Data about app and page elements
━━━━━━━━

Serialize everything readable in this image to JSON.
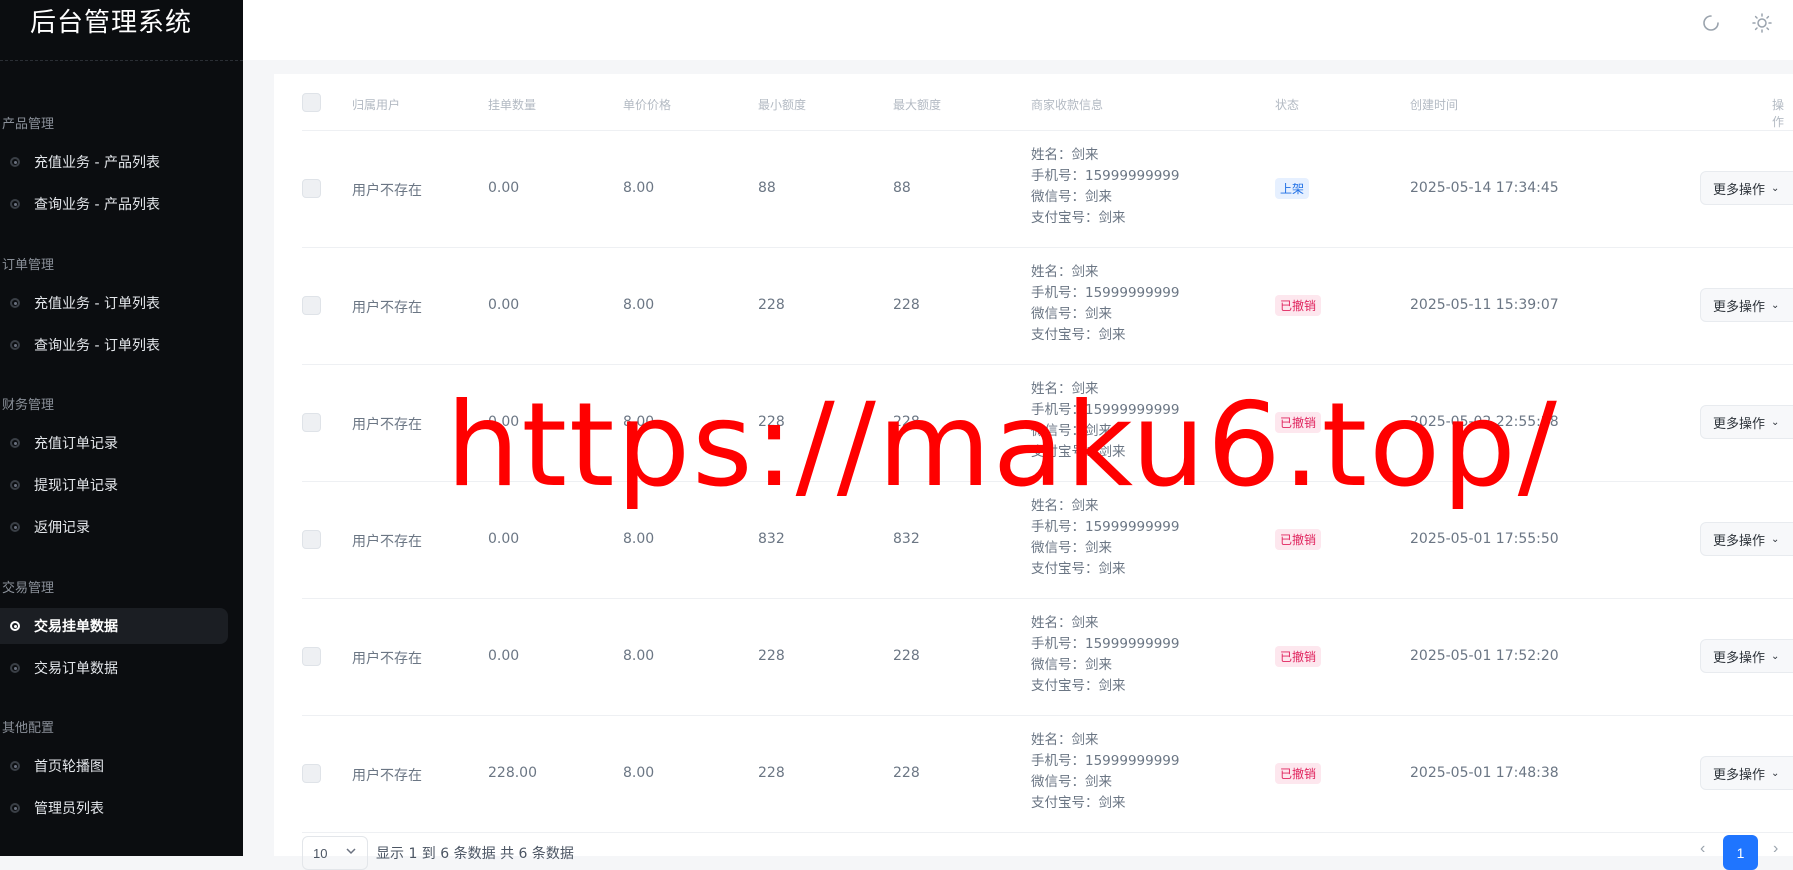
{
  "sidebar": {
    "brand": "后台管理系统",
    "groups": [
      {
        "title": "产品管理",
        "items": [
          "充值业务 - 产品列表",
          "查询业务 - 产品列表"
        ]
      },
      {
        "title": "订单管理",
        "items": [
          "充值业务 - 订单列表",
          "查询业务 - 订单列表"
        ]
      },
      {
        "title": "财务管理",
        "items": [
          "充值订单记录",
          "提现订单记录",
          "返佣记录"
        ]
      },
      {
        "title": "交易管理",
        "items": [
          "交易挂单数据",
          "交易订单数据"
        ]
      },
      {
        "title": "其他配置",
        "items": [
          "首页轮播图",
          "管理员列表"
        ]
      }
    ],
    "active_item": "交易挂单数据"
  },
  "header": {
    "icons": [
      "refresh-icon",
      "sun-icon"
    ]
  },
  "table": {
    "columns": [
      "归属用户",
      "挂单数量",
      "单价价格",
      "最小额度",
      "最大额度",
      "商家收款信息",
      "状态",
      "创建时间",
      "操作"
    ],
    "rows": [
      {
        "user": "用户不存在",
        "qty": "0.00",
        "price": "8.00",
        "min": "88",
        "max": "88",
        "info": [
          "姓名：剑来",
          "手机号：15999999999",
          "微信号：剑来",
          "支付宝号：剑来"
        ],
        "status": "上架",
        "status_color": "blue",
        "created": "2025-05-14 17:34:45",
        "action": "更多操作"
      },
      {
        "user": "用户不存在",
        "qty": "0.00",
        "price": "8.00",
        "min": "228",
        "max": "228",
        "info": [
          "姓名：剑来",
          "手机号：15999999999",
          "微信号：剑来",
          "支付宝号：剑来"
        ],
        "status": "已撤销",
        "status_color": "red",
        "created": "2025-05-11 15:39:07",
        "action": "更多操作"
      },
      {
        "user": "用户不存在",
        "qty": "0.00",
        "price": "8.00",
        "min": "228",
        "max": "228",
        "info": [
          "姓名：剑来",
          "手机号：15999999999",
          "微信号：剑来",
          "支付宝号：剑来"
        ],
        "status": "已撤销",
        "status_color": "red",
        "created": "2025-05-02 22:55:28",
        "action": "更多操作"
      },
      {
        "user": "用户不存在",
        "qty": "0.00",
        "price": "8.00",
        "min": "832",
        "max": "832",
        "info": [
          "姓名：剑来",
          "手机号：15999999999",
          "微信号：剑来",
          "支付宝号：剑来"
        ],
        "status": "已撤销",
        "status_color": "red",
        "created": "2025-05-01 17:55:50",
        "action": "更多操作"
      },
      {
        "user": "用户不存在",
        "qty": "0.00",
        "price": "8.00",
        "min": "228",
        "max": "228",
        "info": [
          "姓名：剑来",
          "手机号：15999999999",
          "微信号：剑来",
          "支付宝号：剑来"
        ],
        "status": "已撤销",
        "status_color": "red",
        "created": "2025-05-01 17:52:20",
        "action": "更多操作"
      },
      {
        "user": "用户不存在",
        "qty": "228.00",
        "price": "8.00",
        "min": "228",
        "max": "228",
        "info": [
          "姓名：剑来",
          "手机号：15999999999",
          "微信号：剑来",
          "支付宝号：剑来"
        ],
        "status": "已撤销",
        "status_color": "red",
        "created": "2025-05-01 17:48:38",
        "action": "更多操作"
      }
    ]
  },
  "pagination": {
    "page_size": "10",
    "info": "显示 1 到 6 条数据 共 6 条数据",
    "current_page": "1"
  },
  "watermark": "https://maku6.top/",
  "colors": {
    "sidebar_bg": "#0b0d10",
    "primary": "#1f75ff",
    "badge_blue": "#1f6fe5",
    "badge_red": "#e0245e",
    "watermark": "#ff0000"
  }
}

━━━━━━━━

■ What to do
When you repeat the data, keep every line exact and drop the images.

■ Solution to the problem
Serialize everything readable in this image to JSON.
{
  "sidebar": {
    "brand": "后台管理系统",
    "groups": [
      {
        "title": "产品管理",
        "items": [
          "充值业务 - 产品列表",
          "查询业务 - 产品列表"
        ]
      },
      {
        "title": "订单管理",
        "items": [
          "充值业务 - 订单列表",
          "查询业务 - 订单列表"
        ]
      },
      {
        "title": "财务管理",
        "items": [
          "充值订单记录",
          "提现订单记录",
          "返佣记录"
        ]
      },
      {
        "title": "交易管理",
        "items": [
          "交易挂单数据",
          "交易订单数据"
        ]
      },
      {
        "title": "其他配置",
        "items": [
          "首页轮播图",
          "管理员列表"
        ]
      }
    ],
    "active_item": "交易挂单数据"
  },
  "header": {
    "icons": [
      "refresh-icon",
      "sun-icon"
    ]
  },
  "table": {
    "columns": [
      "归属用户",
      "挂单数量",
      "单价价格",
      "最小额度",
      "最大额度",
      "商家收款信息",
      "状态",
      "创建时间",
      "操作"
    ],
    "rows": [
      {
        "user": "用户不存在",
        "qty": "0.00",
        "price": "8.00",
        "min": "88",
        "max": "88",
        "info": [
          "姓名：剑来",
          "手机号：15999999999",
          "微信号：剑来",
          "支付宝号：剑来"
        ],
        "status": "上架",
        "status_color": "blue",
        "created": "2025-05-14 17:34:45",
        "action": "更多操作"
      },
      {
        "user": "用户不存在",
        "qty": "0.00",
        "price": "8.00",
        "min": "228",
        "max": "228",
        "info": [
          "姓名：剑来",
          "手机号：15999999999",
          "微信号：剑来",
          "支付宝号：剑来"
        ],
        "status": "已撤销",
        "status_color": "red",
        "created": "2025-05-11 15:39:07",
        "action": "更多操作"
      },
      {
        "user": "用户不存在",
        "qty": "0.00",
        "price": "8.00",
        "min": "228",
        "max": "228",
        "info": [
          "姓名：剑来",
          "手机号：15999999999",
          "微信号：剑来",
          "支付宝号：剑来"
        ],
        "status": "已撤销",
        "status_color": "red",
        "created": "2025-05-02 22:55:28",
        "action": "更多操作"
      },
      {
        "user": "用户不存在",
        "qty": "0.00",
        "price": "8.00",
        "min": "832",
        "max": "832",
        "info": [
          "姓名：剑来",
          "手机号：15999999999",
          "微信号：剑来",
          "支付宝号：剑来"
        ],
        "status": "已撤销",
        "status_color": "red",
        "created": "2025-05-01 17:55:50",
        "action": "更多操作"
      },
      {
        "user": "用户不存在",
        "qty": "0.00",
        "price": "8.00",
        "min": "228",
        "max": "228",
        "info": [
          "姓名：剑来",
          "手机号：15999999999",
          "微信号：剑来",
          "支付宝号：剑来"
        ],
        "status": "已撤销",
        "status_color": "red",
        "created": "2025-05-01 17:52:20",
        "action": "更多操作"
      },
      {
        "user": "用户不存在",
        "qty": "228.00",
        "price": "8.00",
        "min": "228",
        "max": "228",
        "info": [
          "姓名：剑来",
          "手机号：15999999999",
          "微信号：剑来",
          "支付宝号：剑来"
        ],
        "status": "已撤销",
        "status_color": "red",
        "created": "2025-05-01 17:48:38",
        "action": "更多操作"
      }
    ]
  },
  "pagination": {
    "page_size": "10",
    "info": "显示 1 到 6 条数据 共 6 条数据",
    "current_page": "1"
  },
  "watermark": "https://maku6.top/",
  "colors": {
    "sidebar_bg": "#0b0d10",
    "primary": "#1f75ff",
    "badge_blue": "#1f6fe5",
    "badge_red": "#e0245e",
    "watermark": "#ff0000"
  }
}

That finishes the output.